How to Make A Lot of the Same Thing:
Making Jello Parts from Clay Molds

Many products that you use every day are molded. One of the simplest examples of a mold is an ice cube tray. The shape of the tray is the negative (opposite) of the shape of the ice cubes. You pour water into the tray and put it in the freezer until the water solidifies. Then you can remove the ice cubes. In this case, the product is the ice cube and the ice cube tray is the mold. In general, a mold is the negative of the part that you want. Liquid material is poured into the mold. The material hardens in the mold and then is removed. Like the ice cube tray, most molds are reusable so you can make as many reproductions as you want.

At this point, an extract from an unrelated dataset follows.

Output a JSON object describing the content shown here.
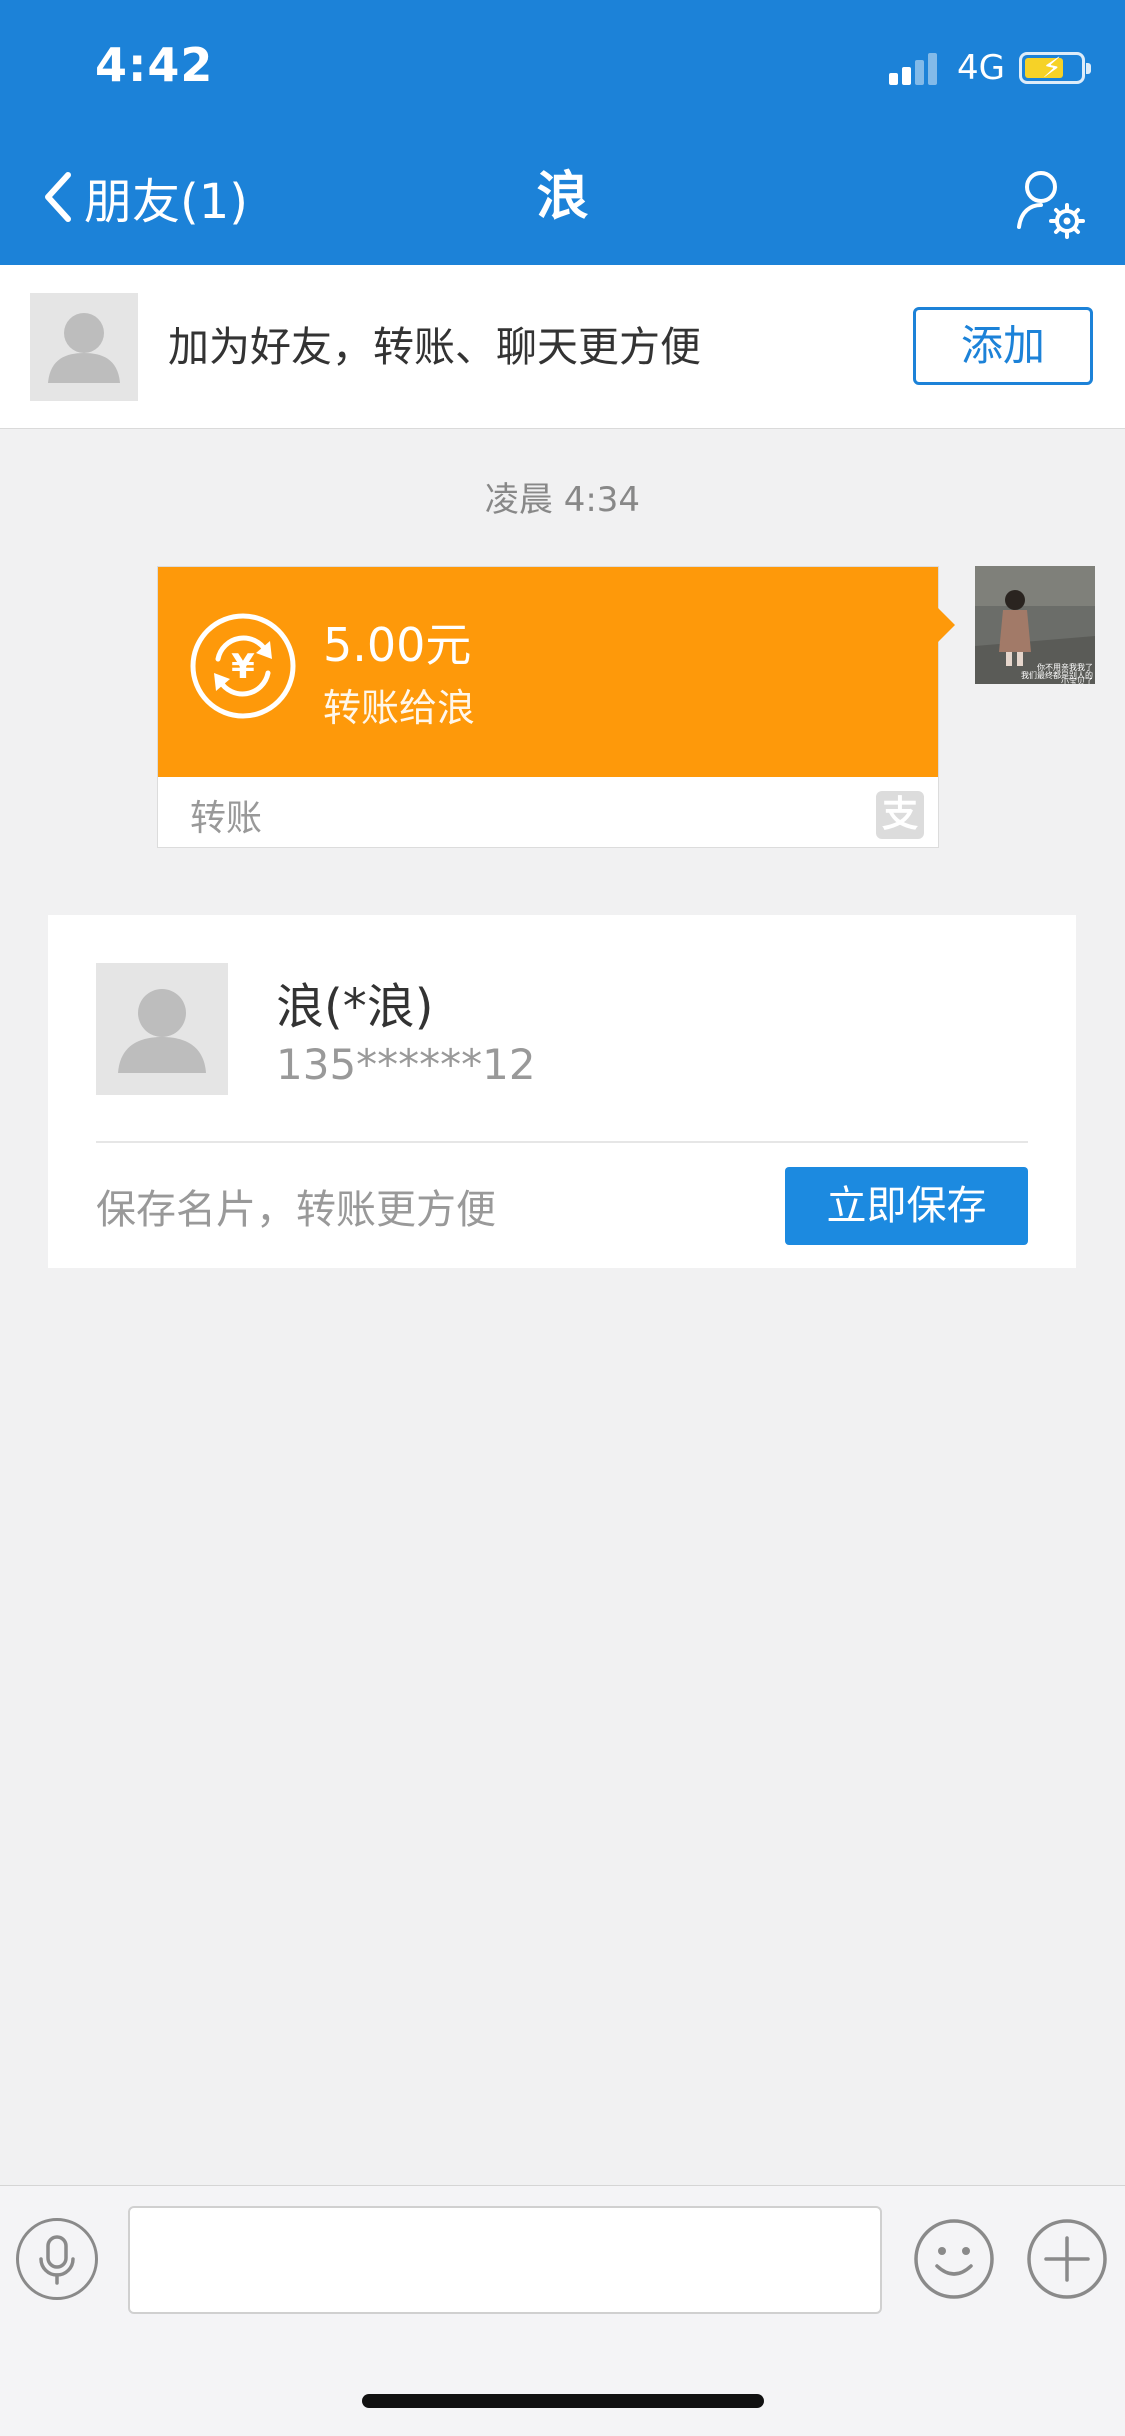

Most plastic products, like the cases for VCRs, TVs, telephones, and computers are molded. So are many foods, like gummy bears and Popsicles. Making complicated parts, like the cover for a VCR, often requires a mold with more than one part.

After you are done making molds today, you will be able to look around at the things in your house and in the grocery store and figure out whether they were made using molding.


Jello, clay, paper towels, plastic cup, a ziploc bag, and an object to reproduce.

Step 1

Pick an object to duplicate, like one of the Lego pieces that we brought to class.


Think of something to form a mold of your own.

Step 2

Form your clay into two blocks. The size of your clay blocks depends on the size of the object you pick. Each block should be about twice the size of your object.

Step 3

Take a look at the object you are going to reproduce. One of the requirements for molding is to be able to get the part out of the mold. We picked objects that are straight in at least one dimension so they will be easy to remove. In class, we will talk about how to decide which way to put your object in the mold. (If you look at an ice cube tray, you may notice that the sides of the cubes are slanted. The slant is called a draft angle and is there to make it easier to get the ice cubes out.)

Push the object half into one block, then place the other block over it and squeeze the two together. This is called making an impression.

Use your fingernails to make a line that crosses both halves of your mold. Make a line on each side of the block so you will be able to line up the mold before you pour the liquid in.

Step 4

Separate the halves and take the object out slowly and carefully. Make sure the two faces are flat so the mold will fit together well.

Step 5

Spray Pam onto the inside surfaces of the mold. Pam is our release agent, which will allow the Jello part to come out of the mold more easily. Hold the can 12 inches away and spray a short burst. If there are pools of oil, dab them with a paper towel. It is important to not have too much because then the Pam will mix with the Jello and it will not set properly.

Step 6

Reimpress the object to perfect the mold. The more carefully you make the impression, the better the results.

Step 7

Use a pencil or other round object to make a channel for the Jello to flow through. This is called a gate. In class, we will talk about some things to think about when you place the gate.

Step 8

Put the halves of your mold together, making sure that your marks line up. Seal the halves together with clay. It is important to seal the mold well so that the Jello will not leak out.

Step 9

Pour the Jello into your mold through the gate.


Step 1

Place the mold in the refrigerator and wait at least three hours. Waiting overnight is better, because this gives the Jello time to harden.

Step 2

Separate the mold carefully with a butter knife.

Step 3

Carefully demold your part. Use a finger to pry up one edge or hold the mold upside down to get your reproduction out.

Heather Thompson and
Susan Finger <>